Industrial Competitiveness and Energy Efficiency
Published On: March 11, 2020
Energy Efficiency has played a role in business and policy options since the 1970s. Perspectives have changed over time but the underlying principles remain the same. Energy efficiency options can be cost-effective from the perspective of individuals or private businesses if the cost of the option over time is less than the amount of money they can save on their energy bill.
In this study, the focus on cost-effectiveness is further reinforced because of the consideration of energy intensive trade-exposed industries. It is in these highly competitive industries that investment is carefully weighed to ensure added expenses can improve the competitiveness of Canadian companies with their international rivals. Without that benefit, energy efficiency investments are unlikely to be supported.
Five industries are analyzed in this study, selected based on their production energy intensity, contribution to Canada's economy, GHG emissions and trade exposure:
• Pulp and paper production
• Primary iron and steel production
• Primary aluminum production
• Chemical manufacturing (ammonia and ethylene)

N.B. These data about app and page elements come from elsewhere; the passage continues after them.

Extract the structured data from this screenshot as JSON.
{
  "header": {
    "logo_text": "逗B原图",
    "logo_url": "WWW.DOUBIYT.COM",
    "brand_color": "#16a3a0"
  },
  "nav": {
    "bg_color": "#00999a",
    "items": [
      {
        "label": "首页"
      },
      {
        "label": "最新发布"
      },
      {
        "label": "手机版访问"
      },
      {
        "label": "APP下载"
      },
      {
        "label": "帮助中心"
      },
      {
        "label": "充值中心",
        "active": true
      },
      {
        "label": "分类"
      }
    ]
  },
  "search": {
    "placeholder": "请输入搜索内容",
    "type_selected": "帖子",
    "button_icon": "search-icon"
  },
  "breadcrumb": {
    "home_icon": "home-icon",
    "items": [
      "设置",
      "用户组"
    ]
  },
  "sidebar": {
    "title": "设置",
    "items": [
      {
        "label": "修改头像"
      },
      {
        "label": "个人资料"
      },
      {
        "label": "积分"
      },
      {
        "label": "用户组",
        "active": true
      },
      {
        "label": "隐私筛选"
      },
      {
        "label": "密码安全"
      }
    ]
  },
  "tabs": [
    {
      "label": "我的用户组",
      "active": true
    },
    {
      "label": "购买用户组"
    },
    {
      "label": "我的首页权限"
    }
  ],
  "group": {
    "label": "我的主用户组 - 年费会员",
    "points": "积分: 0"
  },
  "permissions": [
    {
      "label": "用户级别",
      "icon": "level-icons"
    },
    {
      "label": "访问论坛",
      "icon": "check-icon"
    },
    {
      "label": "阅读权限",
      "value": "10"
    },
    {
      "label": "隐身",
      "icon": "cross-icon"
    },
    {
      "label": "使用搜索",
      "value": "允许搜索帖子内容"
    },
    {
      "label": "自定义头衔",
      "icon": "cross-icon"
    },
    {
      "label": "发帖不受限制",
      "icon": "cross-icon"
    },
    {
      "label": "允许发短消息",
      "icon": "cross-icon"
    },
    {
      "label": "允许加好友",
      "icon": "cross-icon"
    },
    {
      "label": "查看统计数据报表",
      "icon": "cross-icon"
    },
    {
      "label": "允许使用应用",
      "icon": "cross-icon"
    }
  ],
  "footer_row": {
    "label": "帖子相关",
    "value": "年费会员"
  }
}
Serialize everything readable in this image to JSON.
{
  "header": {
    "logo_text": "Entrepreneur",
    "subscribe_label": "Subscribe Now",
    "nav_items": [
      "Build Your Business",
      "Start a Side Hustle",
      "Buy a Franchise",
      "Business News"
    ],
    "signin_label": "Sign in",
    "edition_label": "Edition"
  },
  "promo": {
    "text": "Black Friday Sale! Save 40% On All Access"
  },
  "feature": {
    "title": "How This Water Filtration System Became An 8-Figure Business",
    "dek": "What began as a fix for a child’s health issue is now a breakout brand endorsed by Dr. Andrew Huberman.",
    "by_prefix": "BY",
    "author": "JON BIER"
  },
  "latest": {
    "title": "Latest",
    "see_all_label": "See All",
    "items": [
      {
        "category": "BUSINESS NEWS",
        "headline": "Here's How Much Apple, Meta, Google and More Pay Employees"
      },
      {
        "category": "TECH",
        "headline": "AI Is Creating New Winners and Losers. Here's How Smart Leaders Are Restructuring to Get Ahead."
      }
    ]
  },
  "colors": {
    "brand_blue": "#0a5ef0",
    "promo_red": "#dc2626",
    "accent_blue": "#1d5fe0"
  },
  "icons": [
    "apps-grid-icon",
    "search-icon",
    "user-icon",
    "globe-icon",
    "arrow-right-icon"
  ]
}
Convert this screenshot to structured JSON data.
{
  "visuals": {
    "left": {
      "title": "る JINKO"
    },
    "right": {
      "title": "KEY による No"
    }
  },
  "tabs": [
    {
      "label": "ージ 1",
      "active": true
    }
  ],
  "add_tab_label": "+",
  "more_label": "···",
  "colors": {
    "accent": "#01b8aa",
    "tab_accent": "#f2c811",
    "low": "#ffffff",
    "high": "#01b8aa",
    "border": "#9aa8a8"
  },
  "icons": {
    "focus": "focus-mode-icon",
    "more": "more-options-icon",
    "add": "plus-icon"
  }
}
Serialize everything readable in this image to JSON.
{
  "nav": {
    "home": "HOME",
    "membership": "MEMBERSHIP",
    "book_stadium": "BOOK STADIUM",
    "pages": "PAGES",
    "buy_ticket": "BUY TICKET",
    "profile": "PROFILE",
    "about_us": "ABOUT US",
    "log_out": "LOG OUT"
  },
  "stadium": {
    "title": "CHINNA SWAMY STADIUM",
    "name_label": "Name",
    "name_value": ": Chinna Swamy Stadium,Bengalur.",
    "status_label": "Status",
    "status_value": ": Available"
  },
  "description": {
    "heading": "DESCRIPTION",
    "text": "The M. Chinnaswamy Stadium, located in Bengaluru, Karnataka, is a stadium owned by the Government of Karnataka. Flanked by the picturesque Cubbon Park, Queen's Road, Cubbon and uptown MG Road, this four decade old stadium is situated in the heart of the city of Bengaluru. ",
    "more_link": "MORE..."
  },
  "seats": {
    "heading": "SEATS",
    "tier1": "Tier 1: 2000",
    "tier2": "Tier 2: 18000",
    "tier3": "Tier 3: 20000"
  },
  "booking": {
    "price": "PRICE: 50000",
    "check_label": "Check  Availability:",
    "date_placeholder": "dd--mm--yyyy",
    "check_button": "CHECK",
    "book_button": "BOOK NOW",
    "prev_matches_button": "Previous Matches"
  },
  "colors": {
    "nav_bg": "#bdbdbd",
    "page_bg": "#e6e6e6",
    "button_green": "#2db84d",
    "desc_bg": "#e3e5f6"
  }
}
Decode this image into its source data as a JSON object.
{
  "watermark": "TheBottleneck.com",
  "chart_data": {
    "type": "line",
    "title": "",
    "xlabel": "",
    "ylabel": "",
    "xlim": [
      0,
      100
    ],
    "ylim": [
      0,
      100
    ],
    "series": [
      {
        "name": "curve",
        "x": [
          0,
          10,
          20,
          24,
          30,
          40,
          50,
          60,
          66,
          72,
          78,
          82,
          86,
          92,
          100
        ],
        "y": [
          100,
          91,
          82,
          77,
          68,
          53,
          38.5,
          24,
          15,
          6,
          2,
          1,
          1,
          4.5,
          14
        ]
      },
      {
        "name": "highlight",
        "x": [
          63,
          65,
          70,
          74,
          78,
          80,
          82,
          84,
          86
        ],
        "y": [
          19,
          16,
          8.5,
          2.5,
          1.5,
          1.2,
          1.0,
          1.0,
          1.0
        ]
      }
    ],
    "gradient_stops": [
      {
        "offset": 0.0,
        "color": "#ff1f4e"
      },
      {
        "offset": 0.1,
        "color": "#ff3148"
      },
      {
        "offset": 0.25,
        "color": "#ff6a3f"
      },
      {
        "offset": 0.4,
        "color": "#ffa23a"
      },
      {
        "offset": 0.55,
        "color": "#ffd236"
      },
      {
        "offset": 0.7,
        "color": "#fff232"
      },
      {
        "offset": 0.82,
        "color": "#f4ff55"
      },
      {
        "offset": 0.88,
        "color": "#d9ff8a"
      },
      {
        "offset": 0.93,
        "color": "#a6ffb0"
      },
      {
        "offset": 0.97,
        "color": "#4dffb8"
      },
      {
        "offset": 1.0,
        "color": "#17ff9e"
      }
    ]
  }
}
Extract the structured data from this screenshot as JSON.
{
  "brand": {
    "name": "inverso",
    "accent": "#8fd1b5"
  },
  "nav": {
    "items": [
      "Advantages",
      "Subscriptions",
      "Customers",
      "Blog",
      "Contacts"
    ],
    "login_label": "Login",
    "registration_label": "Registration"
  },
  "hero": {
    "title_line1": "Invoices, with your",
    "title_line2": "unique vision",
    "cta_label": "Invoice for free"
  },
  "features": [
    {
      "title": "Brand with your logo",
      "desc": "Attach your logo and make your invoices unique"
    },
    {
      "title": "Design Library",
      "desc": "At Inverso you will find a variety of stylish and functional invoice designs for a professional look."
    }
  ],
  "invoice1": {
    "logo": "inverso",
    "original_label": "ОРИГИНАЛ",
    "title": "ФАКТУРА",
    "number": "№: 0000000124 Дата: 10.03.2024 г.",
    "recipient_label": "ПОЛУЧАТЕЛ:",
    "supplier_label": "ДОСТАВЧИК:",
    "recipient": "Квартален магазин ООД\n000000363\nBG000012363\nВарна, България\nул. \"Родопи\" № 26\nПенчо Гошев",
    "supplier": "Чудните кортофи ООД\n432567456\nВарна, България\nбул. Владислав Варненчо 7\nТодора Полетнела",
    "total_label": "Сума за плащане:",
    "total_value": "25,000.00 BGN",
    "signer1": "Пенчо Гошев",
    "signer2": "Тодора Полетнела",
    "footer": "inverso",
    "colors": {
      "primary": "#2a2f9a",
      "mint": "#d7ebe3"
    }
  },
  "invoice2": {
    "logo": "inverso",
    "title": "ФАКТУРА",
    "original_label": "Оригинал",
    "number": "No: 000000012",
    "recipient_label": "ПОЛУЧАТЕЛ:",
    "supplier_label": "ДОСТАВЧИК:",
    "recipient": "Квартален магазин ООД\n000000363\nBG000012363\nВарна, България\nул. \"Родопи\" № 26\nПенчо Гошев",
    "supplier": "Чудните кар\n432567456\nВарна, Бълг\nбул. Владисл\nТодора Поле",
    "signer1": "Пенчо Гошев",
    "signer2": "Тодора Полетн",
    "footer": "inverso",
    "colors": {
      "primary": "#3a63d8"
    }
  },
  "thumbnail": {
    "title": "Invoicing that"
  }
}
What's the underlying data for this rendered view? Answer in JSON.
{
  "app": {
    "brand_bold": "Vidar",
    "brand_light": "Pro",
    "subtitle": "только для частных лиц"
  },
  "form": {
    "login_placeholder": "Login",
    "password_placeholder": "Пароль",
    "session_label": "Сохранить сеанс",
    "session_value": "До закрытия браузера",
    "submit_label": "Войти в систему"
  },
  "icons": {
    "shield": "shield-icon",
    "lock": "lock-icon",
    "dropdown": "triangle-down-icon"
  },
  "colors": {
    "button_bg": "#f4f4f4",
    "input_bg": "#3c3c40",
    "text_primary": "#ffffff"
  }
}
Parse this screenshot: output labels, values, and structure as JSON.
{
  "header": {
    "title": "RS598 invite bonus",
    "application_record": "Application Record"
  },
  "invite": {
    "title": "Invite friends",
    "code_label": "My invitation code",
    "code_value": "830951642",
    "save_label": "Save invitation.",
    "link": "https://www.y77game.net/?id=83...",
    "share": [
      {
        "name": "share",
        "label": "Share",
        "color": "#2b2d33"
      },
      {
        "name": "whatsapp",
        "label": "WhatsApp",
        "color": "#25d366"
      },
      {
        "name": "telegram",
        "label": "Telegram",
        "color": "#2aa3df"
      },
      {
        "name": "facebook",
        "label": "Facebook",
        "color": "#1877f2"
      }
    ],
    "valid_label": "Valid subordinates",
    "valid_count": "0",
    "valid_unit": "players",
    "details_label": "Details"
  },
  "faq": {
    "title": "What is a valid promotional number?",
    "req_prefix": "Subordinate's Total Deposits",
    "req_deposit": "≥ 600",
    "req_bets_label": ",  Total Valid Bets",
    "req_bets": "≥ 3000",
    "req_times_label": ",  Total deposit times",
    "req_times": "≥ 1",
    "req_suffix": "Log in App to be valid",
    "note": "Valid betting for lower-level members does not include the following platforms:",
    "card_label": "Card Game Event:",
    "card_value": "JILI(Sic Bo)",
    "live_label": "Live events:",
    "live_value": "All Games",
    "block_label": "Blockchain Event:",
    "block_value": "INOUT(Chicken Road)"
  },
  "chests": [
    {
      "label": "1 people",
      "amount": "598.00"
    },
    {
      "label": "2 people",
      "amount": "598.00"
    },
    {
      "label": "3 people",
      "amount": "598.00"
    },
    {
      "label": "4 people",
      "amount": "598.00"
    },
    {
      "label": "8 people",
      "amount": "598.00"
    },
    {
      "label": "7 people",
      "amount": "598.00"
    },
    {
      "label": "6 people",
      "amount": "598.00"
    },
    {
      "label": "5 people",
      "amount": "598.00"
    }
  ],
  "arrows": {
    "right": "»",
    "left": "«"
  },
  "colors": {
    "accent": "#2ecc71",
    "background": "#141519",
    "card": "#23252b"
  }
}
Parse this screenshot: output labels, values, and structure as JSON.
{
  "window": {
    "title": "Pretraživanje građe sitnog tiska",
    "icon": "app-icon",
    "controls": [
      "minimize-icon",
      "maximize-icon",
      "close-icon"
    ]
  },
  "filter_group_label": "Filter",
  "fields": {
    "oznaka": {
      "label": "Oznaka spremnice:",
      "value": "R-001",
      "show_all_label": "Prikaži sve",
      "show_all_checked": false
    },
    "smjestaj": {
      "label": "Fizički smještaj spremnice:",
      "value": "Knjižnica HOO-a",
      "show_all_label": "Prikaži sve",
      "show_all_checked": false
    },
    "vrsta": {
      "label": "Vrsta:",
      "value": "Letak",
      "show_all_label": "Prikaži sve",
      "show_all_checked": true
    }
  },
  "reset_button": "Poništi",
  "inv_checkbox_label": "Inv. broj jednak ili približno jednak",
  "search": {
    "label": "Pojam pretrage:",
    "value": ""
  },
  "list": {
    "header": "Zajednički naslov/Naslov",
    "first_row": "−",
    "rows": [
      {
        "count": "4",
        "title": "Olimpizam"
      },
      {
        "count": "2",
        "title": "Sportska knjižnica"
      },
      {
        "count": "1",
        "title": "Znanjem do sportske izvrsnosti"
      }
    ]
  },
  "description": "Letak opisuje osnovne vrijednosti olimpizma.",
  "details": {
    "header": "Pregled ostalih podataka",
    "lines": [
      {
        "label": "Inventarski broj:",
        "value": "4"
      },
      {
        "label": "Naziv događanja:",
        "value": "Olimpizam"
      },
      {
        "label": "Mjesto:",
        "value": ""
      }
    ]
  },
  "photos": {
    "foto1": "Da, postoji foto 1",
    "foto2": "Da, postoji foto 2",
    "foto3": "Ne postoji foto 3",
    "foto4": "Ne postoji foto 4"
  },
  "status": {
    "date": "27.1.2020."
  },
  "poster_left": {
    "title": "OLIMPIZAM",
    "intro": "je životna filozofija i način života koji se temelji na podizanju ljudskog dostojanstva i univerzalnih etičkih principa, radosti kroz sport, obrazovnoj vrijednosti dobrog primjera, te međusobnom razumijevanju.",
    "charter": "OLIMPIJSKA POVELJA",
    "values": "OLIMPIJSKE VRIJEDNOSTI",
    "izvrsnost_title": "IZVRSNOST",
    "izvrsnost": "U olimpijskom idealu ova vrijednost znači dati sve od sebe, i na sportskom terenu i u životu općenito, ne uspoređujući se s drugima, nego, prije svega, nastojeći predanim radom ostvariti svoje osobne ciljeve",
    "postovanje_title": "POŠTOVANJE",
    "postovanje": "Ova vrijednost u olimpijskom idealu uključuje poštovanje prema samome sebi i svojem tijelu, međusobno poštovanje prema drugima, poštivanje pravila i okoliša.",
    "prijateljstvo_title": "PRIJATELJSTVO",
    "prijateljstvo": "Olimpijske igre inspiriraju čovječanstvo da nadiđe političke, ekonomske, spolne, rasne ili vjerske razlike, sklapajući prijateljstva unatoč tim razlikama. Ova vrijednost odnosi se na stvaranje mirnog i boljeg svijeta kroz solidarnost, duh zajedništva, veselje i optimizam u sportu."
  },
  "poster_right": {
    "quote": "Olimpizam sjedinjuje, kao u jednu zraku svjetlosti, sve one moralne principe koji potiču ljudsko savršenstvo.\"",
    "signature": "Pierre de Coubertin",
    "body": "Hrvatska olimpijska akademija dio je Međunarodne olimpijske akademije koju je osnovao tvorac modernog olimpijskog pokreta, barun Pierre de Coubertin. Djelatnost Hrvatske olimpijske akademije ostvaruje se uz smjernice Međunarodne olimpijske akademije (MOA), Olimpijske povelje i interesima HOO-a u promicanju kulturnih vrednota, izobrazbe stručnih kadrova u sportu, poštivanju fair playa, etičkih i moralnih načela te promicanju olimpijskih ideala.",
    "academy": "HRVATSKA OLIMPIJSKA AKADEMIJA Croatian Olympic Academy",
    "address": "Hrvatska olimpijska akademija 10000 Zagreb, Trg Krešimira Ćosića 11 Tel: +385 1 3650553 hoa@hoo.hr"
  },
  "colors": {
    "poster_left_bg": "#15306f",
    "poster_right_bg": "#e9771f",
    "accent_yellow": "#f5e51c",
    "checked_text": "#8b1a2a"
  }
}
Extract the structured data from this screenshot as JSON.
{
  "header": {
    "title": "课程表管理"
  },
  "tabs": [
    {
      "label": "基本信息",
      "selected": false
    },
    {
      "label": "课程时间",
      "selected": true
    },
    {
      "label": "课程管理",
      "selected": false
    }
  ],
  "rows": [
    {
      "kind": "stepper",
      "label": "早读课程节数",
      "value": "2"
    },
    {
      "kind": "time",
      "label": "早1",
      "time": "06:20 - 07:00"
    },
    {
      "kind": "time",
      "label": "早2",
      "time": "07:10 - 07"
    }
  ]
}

• Unconventional oil production (in-situ bitumen extraction from existing fields)Study 184 Executive Summary Study 184 Full Report Study 184 Overview